▶ **REQUIREMENT**: Go through the entries below. Copy each line in which "label" appears.

━━━ DATASET

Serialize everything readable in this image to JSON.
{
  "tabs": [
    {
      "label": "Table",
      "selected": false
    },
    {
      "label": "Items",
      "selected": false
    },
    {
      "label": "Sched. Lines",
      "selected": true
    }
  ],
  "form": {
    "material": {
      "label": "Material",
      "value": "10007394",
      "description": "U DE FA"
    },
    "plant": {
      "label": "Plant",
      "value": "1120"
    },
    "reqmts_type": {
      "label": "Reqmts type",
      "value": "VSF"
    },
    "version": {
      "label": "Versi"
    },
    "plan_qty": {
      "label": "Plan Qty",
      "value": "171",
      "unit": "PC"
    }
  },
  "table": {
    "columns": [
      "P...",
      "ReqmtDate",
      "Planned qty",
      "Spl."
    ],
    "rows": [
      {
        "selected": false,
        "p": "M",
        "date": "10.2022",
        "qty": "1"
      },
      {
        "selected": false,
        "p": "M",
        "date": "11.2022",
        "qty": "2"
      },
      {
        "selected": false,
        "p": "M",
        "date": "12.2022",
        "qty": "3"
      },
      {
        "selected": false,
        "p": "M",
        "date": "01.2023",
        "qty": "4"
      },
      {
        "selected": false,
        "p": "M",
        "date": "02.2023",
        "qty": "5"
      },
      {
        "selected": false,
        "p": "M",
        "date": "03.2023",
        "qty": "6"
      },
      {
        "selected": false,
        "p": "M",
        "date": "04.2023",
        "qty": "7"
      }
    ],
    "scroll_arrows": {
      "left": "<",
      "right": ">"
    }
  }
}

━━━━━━

▶ **ANSWER AREA**:
      "label": "Table",
      "label": "Items",
      "label": "Sched. Lines",
      "label": "Material",
      "label": "Plant",
      "label": "Reqmts type",
      "label": "Versi"
      "label": "Plan Qty",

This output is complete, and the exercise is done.